My family have gone camping with some friends. I have made my feelings about camping fairly clear, so I’ve stayed home to feed the cats.
A family we are good friends with have also gone, and so – dizzy from the prospect of getting the house to myself for a few days – I agreed to look after their son’s bearded-dragon.
I’m a little surprised they asked me, to be honest … as I killed their last one.
Well, OK, technically it wasn’t my fault (the family fortunately declined an autopsy). She was old. She and I spent a weekend together; we laughed, we cried, we watched some TV and had deep philosophical discussions where we put the world to rights. The following morning she had croaked – or whatever it is they do. I think the correct way of describing a loved pet’s passing varies according to the animal – rather like collective nouns.
Its just typical of my luck that the lizard should spend so many happy days with her real owner, and then choose to die during the only two days that she was my responsibility. It’s rather hard not to take that sort of thing personally.
Ever since then, I have become rather paranoid about looking after other people’s pets. Which I admit is rather silly: after all, if one of my own pets died then I would be upset, but I wouldn’t go looking for someone to blame … well, unless I were to find Tiddles’ flattened corpse underneath my next-door neighbours’ Transit van. But a natural death, no.
If I’m so Laissez-faire with my own pets, why am I so paranoid about the welfare of someone else’s?
Being a mug, I never say ‘no’ when they ask. Nope, I hear myself claim that it will be “a pleasure” and I’ll be “only too happy to have him/her/it/them” for the weekend. And then I spend every waking moment of that weekend worrying; asking Google about how to perform mouth-to-mouth resuscitation on a Bavarian Tree Porcupine or how to check that a Tarantula isn’t suffering from dysentery.
So for the week I’m home alone: the lizard and I are regarding each other carefully through the glass, trying to decide which of us is the uglier.
Truth be told, I quite like him. I find it difficult to dislike any creature that appreciates the value of silence – one that knows not to taint such a precious gift with anything as barbaric as “small-talk”. Not a squeak, woof or hiss comes from this guy; he has clearly never called anyone a Pretty Boy in his life. He looks at me, and he calculates. He gives the definite impression that he knows how to play Chess.
I have already named him “The Sarcastic Loofah” because of his gaze, and his general dimensions and texture. I like the sound of the name, and am considering buying a pub just so I can name it that too. I’ll need to get an artist to paint me a pub sign of a lizard that looks a bit like Will Self, holding a pint.
It turns out that for the most part, bearded-dragons are quite a low-maintenance pet. However … feeding time is a bit of an event.
Supplied with the lizard for his holiday at Casa del Oddbloke are a stack of containers. These containers contain locusts (about ten in each), who seem … active. Not being able to read locust expressions all that well, I can’t tell whether they’re agitated, scared or just doing aerobics. For all I know they’re just happy about being trapped in a plastic box. Who knows how their little minds work?

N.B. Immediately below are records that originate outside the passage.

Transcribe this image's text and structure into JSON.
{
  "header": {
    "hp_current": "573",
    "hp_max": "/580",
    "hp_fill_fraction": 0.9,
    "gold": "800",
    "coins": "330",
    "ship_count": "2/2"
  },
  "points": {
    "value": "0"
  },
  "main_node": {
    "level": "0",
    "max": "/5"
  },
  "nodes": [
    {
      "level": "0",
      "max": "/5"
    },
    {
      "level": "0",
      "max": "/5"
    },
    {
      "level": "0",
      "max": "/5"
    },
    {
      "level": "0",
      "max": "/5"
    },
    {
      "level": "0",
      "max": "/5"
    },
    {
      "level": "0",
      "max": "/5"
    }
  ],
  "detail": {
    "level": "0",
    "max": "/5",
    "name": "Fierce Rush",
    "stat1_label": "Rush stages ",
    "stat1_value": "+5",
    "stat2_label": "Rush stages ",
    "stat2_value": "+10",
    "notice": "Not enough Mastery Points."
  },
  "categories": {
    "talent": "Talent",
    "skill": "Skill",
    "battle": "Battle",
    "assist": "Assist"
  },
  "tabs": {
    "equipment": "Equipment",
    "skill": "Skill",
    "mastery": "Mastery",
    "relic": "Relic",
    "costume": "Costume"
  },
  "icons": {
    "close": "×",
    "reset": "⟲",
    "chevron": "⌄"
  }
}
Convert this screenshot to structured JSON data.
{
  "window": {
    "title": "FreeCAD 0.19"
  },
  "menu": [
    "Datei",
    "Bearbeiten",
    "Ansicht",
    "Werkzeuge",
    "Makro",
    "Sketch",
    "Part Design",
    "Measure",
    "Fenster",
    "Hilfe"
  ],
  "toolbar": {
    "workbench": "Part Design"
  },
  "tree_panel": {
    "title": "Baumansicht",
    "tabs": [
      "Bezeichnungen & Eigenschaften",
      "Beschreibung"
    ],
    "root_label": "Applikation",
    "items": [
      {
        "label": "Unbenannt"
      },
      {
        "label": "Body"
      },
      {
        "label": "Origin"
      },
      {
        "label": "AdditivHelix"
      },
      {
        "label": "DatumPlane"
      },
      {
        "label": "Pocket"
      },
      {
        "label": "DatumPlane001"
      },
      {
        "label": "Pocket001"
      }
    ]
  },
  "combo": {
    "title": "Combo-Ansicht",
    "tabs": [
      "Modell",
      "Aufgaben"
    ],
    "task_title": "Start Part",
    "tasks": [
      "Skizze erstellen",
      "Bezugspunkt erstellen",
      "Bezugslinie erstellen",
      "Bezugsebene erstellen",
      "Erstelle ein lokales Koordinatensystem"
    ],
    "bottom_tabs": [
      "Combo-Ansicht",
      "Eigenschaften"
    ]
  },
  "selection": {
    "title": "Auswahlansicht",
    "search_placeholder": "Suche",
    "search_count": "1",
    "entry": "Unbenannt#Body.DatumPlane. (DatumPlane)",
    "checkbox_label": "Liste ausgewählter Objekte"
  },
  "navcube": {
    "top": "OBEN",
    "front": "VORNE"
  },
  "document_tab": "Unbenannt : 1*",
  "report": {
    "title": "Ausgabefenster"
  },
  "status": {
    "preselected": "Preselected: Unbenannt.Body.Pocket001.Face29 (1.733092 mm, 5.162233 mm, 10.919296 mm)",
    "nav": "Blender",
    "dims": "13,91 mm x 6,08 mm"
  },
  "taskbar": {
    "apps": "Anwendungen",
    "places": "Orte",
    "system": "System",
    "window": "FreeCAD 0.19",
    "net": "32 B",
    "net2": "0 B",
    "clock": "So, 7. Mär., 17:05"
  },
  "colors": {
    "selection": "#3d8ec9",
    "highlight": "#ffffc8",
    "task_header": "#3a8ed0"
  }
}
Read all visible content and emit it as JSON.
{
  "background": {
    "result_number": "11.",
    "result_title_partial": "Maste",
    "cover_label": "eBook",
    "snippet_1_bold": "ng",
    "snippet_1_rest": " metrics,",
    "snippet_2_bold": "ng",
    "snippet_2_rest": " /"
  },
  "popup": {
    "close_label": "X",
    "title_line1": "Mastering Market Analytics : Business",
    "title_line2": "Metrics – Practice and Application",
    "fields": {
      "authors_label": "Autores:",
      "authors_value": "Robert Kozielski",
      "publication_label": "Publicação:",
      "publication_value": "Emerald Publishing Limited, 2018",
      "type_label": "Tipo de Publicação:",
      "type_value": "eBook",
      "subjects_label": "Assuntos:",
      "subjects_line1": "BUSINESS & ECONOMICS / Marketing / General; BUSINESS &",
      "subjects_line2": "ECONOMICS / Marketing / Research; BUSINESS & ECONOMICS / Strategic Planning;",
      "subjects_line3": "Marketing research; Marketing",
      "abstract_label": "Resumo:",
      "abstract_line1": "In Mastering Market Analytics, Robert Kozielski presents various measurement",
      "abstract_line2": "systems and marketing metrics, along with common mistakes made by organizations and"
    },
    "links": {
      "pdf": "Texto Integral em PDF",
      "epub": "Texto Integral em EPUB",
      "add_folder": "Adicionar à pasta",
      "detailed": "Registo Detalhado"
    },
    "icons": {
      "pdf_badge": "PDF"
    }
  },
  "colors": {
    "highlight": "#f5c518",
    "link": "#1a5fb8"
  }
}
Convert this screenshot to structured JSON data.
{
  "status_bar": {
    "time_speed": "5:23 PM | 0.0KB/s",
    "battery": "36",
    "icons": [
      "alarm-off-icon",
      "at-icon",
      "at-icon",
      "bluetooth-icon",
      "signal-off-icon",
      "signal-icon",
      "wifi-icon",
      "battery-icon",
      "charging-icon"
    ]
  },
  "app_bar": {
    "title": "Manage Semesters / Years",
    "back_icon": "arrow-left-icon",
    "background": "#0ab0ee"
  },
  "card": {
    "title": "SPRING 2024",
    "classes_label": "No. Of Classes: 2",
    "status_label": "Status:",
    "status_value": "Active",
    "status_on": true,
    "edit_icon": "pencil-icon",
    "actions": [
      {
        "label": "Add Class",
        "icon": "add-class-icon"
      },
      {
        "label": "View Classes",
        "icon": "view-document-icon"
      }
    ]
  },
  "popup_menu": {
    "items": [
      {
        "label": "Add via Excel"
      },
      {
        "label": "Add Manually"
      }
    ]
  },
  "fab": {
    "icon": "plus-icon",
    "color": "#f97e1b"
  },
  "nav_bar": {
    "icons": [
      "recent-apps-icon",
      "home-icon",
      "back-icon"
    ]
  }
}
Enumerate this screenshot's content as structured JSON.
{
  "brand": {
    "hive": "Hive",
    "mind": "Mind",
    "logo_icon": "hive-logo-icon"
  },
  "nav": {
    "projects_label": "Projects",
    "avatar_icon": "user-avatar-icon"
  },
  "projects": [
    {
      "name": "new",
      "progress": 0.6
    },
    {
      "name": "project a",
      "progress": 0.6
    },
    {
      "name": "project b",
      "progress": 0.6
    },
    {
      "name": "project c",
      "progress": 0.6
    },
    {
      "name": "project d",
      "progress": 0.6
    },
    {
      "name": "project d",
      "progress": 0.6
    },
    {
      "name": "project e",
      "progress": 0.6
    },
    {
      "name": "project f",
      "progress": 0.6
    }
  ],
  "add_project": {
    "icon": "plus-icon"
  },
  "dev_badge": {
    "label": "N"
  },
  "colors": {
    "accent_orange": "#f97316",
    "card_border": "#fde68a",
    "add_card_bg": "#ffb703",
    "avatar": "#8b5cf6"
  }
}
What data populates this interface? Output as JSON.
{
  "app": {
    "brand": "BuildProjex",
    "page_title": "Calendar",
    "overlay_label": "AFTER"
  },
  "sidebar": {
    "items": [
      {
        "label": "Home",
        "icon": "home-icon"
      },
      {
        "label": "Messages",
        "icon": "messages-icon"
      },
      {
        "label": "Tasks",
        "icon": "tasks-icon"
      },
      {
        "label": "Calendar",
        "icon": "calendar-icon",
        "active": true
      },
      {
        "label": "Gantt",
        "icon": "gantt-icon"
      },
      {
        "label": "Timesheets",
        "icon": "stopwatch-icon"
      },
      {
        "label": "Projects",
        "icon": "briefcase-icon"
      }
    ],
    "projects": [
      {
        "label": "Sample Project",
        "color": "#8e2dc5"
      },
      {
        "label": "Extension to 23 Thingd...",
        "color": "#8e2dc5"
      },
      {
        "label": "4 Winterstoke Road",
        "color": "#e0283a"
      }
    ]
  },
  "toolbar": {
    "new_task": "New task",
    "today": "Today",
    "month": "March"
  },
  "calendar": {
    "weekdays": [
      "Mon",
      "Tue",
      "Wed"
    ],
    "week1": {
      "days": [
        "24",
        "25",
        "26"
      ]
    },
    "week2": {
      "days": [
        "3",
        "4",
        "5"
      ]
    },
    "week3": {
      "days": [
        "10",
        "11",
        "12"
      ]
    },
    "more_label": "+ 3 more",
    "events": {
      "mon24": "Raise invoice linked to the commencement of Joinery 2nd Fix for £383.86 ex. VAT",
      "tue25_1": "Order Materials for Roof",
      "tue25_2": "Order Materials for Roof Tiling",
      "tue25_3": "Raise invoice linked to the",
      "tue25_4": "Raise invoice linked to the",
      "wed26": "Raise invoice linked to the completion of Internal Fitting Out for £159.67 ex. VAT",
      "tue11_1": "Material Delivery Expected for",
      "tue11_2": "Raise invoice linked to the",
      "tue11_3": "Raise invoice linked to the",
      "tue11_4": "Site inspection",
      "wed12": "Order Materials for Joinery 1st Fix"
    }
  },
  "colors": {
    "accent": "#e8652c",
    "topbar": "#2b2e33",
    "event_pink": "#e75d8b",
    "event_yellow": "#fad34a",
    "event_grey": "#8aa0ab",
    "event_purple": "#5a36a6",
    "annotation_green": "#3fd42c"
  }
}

Deep, philosophical musings are inevitable when you find yourself in posession of a Tupperware container filled with live locusts. Are they aware of their impending doom? Or do they consider the lizard some sort of god? Personally, I’m not sure how I feel about the responsibility forced upon me – part megalomaniac, part riddled with guilt. I have toyed briefly with the idea of creating a miniature lizard-sized book called “To Serve Locustkind” and hiding it in the tank for the locusts to find. It would only really work, though, if any of them were fans of The Twilight Zone. And could read.
In addition to the locusts, I am also given a container of wormlike organisms described by the owner as Loofah’s “treat”. He gets one out with his fingers and shows it to me. It’s not what I’d call appetizing. It looks like it is going to sprout wings and teeth at any moment and drill itself into my skull. I make a mental note that I’ll be wearing an asbestos suit when I dole those out. As far as “Icky Things” are concerned, I’m like a ten year old girl.
Feeding locusts to the lizard consists of opening the tank, throwing them in, and slamming the tank again before one of the little buggers decides to attempt a jail break. They’re quicker than you’d think. The lizard then goes on a feeding frenzy and downs anything that moves – though he often chooses to let a few live for a while. Or perhaps he too is a philosopher; pondering whether locusts have souls, or giving them the chance to fight for their own freedom.
I photographed a particularly ballsy-one sat on his head. I’m pretty sure he waved. I hoped he enjoyed his moment of triumph – he was gone next morning, and Loofah looked just a teensy bit more smug.
When it comes to feeding animals I think I’m on firmer territory with guinea pigs. They may be smelly, squeak a lot, and defecate everywhere … but I can’t remember the last time I threw some carrots into a hutch and one of the damn things jumped back out again and hopped across the living room floor. It certainly isn’t a lettuce leaf that’s hiding under the settee right now, avoiding cats paws and my rolled-up newspaper.
I’m about to shift some furniture. Then I shall submit to the Oxford English Dictionary that the correct way of describing the passing of a locust is a “crunch”, or a “splat” if it’s a big one.